_What you are asked to do_
In the answer, every entry must appear exactly as given.

Supplied entries section start

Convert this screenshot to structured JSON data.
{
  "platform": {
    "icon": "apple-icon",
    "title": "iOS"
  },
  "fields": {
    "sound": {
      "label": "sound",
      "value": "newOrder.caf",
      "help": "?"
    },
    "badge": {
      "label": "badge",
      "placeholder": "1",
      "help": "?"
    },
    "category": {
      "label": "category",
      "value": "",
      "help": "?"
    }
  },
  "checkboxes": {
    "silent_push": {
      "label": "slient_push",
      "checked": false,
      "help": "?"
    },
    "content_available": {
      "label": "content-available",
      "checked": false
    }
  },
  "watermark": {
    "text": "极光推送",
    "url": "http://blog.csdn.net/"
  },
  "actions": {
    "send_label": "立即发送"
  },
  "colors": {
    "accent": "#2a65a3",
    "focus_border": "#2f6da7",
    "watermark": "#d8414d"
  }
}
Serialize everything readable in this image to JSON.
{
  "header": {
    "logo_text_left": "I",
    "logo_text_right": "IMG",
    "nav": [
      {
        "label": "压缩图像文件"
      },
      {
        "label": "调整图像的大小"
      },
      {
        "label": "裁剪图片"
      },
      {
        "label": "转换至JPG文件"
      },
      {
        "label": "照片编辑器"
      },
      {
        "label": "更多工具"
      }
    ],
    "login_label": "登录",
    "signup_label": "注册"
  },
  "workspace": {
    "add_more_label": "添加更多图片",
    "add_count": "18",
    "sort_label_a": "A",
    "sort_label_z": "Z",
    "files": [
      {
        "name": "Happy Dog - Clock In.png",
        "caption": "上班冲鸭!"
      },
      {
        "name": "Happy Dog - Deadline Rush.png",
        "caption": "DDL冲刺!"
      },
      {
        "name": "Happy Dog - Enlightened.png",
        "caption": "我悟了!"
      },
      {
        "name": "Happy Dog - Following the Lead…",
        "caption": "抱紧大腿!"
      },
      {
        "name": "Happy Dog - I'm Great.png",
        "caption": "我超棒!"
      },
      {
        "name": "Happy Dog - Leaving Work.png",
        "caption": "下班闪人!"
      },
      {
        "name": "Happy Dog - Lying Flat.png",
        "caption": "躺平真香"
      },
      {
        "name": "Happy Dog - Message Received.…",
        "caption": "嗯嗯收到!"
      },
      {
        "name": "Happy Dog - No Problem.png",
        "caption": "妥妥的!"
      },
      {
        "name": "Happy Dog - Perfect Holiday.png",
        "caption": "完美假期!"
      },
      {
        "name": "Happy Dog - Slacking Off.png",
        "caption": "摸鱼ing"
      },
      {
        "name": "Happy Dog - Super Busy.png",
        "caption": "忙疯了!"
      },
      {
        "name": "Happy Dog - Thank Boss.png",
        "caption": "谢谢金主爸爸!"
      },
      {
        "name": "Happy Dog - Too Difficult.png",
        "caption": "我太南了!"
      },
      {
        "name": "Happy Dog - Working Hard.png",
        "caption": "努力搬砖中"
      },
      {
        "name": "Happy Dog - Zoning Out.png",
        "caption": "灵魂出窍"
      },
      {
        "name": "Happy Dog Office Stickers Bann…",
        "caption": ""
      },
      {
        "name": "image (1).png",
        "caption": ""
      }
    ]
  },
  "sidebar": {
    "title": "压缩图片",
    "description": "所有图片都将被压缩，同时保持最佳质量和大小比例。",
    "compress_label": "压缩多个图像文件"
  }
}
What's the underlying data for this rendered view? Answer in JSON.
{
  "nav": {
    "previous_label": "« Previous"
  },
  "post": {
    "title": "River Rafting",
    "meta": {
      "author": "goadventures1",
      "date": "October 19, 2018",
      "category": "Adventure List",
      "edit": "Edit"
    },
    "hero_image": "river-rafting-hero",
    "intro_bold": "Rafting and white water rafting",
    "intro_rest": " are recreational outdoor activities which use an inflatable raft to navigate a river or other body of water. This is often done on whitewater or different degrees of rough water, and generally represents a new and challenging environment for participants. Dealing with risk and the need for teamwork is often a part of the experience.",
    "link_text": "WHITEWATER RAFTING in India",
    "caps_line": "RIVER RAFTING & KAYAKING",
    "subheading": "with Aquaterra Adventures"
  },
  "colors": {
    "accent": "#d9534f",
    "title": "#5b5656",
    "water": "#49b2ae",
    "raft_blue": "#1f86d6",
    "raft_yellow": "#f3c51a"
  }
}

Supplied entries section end

_Answer section_
Convert this screenshot to structured JSON data.
{
  "platform": {
    "icon": "apple-icon",
    "title": "iOS"
  },
  "fields": {
    "sound": {
      "label": "sound",
      "value": "newOrder.caf",
      "help": "?"
    },
    "badge": {
      "label": "badge",
      "placeholder": "1",
      "help": "?"
    },
    "category": {
      "label": "category",
      "value": "",
      "help": "?"
    }
  },
  "checkboxes": {
    "silent_push": {
      "label": "slient_push",
      "checked": false,
      "help": "?"
    },
    "content_available": {
      "label": "content-available",
      "checked": false
    }
  },
  "watermark": {
    "text": "极光推送",
    "url": "http://blog.csdn.net/"
  },
  "actions": {
    "send_label": "立即发送"
  },
  "colors": {
    "accent": "#2a65a3",
    "focus_border": "#2f6da7",
    "watermark": "#d8414d"
  }
}
Serialize everything readable in this image to JSON.
{
  "header": {
    "logo_text_left": "I",
    "logo_text_right": "IMG",
    "nav": [
      {
        "label": "压缩图像文件"
      },
      {
        "label": "调整图像的大小"
      },
      {
        "label": "裁剪图片"
      },
      {
        "label": "转换至JPG文件"
      },
      {
        "label": "照片编辑器"
      },
      {
        "label": "更多工具"
      }
    ],
    "login_label": "登录",
    "signup_label": "注册"
  },
  "workspace": {
    "add_more_label": "添加更多图片",
    "add_count": "18",
    "sort_label_a": "A",
    "sort_label_z": "Z",
    "files": [
      {
        "name": "Happy Dog - Clock In.png",
        "caption": "上班冲鸭!"
      },
      {
        "name": "Happy Dog - Deadline Rush.png",
        "caption": "DDL冲刺!"
      },
      {
        "name": "Happy Dog - Enlightened.png",
        "caption": "我悟了!"
      },
      {
        "name": "Happy Dog - Following the Lead…",
        "caption": "抱紧大腿!"
      },
      {
        "name": "Happy Dog - I'm Great.png",
        "caption": "我超棒!"
      },
      {
        "name": "Happy Dog - Leaving Work.png",
        "caption": "下班闪人!"
      },
      {
        "name": "Happy Dog - Lying Flat.png",
        "caption": "躺平真香"
      },
      {
        "name": "Happy Dog - Message Received.…",
        "caption": "嗯嗯收到!"
      },
      {
        "name": "Happy Dog - No Problem.png",
        "caption": "妥妥的!"
      },
      {
        "name": "Happy Dog - Perfect Holiday.png",
        "caption": "完美假期!"
      },
      {
        "name": "Happy Dog - Slacking Off.png",
        "caption": "摸鱼ing"
      },
      {
        "name": "Happy Dog - Super Busy.png",
        "caption": "忙疯了!"
      },
      {
        "name": "Happy Dog - Thank Boss.png",
        "caption": "谢谢金主爸爸!"
      },
      {
        "name": "Happy Dog - Too Difficult.png",
        "caption": "我太南了!"
      },
      {
        "name": "Happy Dog - Working Hard.png",
        "caption": "努力搬砖中"
      },
      {
        "name": "Happy Dog - Zoning Out.png",
        "caption": "灵魂出窍"
      },
      {
        "name": "Happy Dog Office Stickers Bann…",
        "caption": ""
      },
      {
        "name": "image (1).png",
        "caption": ""
      }
    ]
  },
  "sidebar": {
    "title": "压缩图片",
    "description": "所有图片都将被压缩，同时保持最佳质量和大小比例。",
    "compress_label": "压缩多个图像文件"
  }
}
What's the underlying data for this rendered view? Answer in JSON.
{
  "nav": {
    "previous_label": "« Previous"
  },
  "post": {
    "title": "River Rafting",
    "meta": {
      "author": "goadventures1",
      "date": "October 19, 2018",
      "category": "Adventure List",
      "edit": "Edit"
    },
    "hero_image": "river-rafting-hero",
    "intro_bold": "Rafting and white water rafting",
    "intro_rest": " are recreational outdoor activities which use an inflatable raft to navigate a river or other body of water. This is often done on whitewater or different degrees of rough water, and generally represents a new and challenging environment for participants. Dealing with risk and the need for teamwork is often a part of the experience.",
    "link_text": "WHITEWATER RAFTING in India",
    "caps_line": "RIVER RAFTING & KAYAKING",
    "subheading": "with Aquaterra Adventures"
  },
  "colors": {
    "accent": "#d9534f",
    "title": "#5b5656",
    "water": "#49b2ae",
    "raft_blue": "#1f86d6",
    "raft_yellow": "#f3c51a"
  }
}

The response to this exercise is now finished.